When we think of trial packs, the first thing which comes to mind is often “sample”, one which allows shoppers a taste and feel of the product prior to committing to a purchase. But upon further investigation, there are many other roles which the trial pack can play which can further build on its potential. Here are some examples:
The Brand Experience
Beyond just the product experience, the trial pack also has the power to deliver an engaging brand experience. After all, how often does something have the attention of the shopper for more than a few seconds? All too often, trial packs are “two-dimensional” – here is the product and written on the back is what it can do for you. Rarely is the brand promise also delivered. For example, perfume samples are usually given out in tubes folded in cardboard with a short descriptor. If the perfume is one which stands for romance, how often is romance actually felt by the receiver?

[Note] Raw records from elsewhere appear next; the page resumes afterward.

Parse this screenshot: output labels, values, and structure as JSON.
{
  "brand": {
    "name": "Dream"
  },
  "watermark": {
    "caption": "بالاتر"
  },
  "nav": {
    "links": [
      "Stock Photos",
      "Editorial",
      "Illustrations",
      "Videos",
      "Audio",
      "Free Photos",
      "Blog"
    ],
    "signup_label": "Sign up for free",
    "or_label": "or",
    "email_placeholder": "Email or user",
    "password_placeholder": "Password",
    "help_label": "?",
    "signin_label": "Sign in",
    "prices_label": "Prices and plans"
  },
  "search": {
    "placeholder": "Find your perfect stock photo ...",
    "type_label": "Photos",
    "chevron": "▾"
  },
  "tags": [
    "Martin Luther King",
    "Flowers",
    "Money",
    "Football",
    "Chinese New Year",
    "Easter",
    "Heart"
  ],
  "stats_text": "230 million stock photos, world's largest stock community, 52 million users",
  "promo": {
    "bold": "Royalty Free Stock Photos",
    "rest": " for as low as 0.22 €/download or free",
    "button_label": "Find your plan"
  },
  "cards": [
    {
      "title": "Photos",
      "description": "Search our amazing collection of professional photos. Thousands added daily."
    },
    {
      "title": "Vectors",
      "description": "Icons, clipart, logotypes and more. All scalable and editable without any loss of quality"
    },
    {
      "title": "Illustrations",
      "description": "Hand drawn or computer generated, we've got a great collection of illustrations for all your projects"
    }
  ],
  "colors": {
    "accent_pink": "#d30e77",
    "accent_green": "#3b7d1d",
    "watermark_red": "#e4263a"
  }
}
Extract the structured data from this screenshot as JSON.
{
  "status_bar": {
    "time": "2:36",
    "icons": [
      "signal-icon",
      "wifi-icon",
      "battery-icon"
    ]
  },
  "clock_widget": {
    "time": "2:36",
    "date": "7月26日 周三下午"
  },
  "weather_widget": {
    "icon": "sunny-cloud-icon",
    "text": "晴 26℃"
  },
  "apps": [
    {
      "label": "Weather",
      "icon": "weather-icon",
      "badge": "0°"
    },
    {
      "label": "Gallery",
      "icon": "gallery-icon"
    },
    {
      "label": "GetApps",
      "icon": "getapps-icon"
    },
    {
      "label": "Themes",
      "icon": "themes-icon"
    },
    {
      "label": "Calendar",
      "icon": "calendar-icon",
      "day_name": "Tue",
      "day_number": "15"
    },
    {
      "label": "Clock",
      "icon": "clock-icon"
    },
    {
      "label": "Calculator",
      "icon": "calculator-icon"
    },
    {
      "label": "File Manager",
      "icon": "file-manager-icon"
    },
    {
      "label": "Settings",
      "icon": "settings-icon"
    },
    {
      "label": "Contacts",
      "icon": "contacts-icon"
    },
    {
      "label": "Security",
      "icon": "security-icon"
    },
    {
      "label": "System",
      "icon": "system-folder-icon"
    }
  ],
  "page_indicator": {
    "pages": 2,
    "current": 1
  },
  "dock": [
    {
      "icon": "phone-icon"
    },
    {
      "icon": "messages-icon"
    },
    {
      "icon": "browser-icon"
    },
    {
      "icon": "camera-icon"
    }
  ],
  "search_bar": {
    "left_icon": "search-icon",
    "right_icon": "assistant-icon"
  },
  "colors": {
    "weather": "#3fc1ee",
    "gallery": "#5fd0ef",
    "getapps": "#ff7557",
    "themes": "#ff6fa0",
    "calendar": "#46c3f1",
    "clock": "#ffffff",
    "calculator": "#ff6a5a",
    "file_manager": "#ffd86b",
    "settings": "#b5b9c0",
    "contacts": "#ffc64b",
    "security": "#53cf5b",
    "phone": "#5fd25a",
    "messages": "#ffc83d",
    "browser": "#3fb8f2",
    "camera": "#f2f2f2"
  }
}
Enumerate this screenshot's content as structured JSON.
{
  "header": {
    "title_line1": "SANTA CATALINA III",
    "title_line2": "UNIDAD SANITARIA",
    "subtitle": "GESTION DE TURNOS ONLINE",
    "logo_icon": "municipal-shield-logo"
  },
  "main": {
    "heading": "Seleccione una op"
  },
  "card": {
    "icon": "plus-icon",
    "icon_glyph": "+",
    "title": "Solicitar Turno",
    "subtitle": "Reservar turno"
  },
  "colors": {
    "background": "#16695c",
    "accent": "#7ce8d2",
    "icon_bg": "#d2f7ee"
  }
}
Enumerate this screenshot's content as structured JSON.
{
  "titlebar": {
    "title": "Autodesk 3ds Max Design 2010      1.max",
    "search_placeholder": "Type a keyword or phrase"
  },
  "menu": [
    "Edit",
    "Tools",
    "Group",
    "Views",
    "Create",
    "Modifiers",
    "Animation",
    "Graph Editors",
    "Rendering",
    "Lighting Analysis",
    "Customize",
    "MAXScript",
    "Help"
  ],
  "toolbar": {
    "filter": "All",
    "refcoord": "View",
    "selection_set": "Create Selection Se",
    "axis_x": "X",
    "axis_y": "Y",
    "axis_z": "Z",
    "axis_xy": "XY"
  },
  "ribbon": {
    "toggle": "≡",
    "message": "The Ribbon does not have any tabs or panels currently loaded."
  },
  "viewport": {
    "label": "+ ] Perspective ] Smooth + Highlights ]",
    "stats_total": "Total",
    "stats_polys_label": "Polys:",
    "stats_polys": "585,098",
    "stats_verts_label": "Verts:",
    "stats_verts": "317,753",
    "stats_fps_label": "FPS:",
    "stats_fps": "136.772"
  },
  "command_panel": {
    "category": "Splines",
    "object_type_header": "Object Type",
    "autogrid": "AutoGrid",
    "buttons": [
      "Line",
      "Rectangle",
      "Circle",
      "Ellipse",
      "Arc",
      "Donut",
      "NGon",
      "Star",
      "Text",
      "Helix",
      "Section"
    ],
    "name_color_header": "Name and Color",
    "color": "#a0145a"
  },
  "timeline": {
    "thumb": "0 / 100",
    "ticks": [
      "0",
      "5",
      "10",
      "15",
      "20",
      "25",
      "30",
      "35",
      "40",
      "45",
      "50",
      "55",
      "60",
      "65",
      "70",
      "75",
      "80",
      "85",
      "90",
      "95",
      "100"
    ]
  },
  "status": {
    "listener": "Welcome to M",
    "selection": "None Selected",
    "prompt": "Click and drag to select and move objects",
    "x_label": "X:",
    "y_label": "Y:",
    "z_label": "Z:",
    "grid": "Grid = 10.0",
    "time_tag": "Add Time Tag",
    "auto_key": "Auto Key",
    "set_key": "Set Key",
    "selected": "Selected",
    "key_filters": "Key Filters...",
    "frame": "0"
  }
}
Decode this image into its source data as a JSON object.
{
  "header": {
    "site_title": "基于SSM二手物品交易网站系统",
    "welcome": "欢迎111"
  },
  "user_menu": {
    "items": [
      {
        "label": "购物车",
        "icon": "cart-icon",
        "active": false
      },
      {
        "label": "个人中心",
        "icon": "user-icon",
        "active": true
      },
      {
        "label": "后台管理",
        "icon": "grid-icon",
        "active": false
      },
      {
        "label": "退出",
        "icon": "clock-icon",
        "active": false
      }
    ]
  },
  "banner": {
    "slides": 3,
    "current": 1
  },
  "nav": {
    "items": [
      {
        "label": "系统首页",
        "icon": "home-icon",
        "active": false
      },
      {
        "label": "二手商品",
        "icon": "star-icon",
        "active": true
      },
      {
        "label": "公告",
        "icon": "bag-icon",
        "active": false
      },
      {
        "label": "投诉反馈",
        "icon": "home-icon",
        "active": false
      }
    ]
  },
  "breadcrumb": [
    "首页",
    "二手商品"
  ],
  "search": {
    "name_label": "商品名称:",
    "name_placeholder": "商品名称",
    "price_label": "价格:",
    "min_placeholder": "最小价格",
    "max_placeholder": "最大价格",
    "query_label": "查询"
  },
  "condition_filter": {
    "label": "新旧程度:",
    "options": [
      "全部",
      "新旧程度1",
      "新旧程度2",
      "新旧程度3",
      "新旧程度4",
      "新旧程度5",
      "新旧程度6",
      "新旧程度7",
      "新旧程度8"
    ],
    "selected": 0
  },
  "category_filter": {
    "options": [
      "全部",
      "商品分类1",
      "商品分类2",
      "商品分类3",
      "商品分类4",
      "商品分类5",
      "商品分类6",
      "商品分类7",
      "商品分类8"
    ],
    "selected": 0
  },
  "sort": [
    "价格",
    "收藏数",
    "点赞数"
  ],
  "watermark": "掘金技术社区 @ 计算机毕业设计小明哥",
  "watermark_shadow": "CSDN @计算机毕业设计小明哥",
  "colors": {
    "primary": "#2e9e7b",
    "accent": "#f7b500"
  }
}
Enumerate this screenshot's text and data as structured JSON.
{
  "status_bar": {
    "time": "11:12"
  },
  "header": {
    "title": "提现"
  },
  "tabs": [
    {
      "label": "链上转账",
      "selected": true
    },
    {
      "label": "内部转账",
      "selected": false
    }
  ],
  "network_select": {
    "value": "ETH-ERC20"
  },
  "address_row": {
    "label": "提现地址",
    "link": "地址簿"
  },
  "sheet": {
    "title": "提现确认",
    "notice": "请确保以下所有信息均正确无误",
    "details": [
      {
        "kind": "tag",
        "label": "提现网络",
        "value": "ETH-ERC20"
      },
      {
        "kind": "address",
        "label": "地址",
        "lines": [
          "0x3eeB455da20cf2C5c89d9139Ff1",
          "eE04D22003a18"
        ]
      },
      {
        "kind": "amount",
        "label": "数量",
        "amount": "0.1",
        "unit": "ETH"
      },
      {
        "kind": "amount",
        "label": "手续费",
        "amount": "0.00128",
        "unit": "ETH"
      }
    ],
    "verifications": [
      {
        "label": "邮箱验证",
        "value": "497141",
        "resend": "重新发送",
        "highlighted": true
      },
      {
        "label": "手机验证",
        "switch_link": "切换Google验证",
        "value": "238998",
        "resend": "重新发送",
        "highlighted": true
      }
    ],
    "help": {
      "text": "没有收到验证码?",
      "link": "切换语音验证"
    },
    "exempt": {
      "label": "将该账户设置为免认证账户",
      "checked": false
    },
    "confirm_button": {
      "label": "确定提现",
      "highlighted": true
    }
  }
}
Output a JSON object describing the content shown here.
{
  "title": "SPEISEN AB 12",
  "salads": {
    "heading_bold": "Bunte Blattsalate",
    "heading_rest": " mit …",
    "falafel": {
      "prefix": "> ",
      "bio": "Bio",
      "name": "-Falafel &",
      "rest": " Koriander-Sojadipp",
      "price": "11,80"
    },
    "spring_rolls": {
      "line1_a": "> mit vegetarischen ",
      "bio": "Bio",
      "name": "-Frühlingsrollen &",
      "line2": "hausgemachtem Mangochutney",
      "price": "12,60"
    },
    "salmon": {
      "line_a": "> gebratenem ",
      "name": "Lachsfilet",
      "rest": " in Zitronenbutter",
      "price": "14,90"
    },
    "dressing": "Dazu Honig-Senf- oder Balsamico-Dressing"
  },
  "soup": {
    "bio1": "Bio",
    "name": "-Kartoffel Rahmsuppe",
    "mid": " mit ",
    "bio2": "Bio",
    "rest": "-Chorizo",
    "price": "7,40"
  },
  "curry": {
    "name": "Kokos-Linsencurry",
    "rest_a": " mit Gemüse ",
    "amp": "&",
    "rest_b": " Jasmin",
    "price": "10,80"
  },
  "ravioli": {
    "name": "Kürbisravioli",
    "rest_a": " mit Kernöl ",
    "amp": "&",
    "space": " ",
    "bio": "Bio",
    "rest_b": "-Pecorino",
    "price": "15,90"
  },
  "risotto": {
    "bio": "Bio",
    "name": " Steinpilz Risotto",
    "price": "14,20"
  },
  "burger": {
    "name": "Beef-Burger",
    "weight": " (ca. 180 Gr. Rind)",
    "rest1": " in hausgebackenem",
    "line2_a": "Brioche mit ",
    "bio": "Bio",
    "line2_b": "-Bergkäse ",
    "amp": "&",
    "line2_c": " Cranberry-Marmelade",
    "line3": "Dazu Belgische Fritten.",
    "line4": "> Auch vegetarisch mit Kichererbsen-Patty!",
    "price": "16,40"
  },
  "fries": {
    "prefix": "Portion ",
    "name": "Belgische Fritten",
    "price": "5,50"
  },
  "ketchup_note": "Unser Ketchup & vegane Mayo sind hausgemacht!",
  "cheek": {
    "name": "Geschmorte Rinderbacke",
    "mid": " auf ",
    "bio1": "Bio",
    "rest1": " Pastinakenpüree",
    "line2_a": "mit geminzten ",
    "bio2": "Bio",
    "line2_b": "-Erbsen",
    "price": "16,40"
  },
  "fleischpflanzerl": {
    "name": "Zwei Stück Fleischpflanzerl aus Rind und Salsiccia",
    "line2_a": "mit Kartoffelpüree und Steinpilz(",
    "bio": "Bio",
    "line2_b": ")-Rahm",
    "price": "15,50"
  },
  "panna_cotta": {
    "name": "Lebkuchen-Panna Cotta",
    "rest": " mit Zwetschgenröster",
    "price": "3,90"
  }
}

The Reward Program
At beauty counters across Asia, trial packs are often given as extras or rewards after a purchase – the bigger the purchase, the more samples are given out. Shoppers love this because to them, it is about getting something free out of their investment, regardless of whether they actually want the sample or will even use it. So if the trial pack is already being used as a “reward system”, what else can be done to truly maximise its role? The essence of a reward is a “meaningful act of recognition”. So how can these post-purchase samples be leveraged on further to draw the shopper back for more?
Many loyal customers love to share samples with their friends but few are getting recognised for it. I know someone who absolutely loves Kiehl’s and out of her own free will, will give some of the samples she receives to her friends. She will even provide feedback if she has already tried the product to her family and friends. Yet, to my knowledge, not much is being done to reward, or even harness, shoppers like her. Shoppers love to get users’ feedback on products and advocates love to share them. Is there an opportunity for the trial pack to be a vehicle which connects them?
Clearly, despite its strengths and the fact that it is already leaving an impression with shoppers, the trial pack still has room to enhance its purpose and meaning. The brand experience could be better, the reward experience could be greater and it could potentially be a stronger word-of-mouth catalyst.
Thanks to how fast technology is moving along these days, the possibilities are endless. Think about using QR or barcodes that link to reward programs, or Augmented Reality to dimensionalise a brand experience. Well, these are just a few examples. The burning question is, who is brave enough to do it.
Contributed by: Remona Duquesne, Group Planning Director, Grey Group Malaysia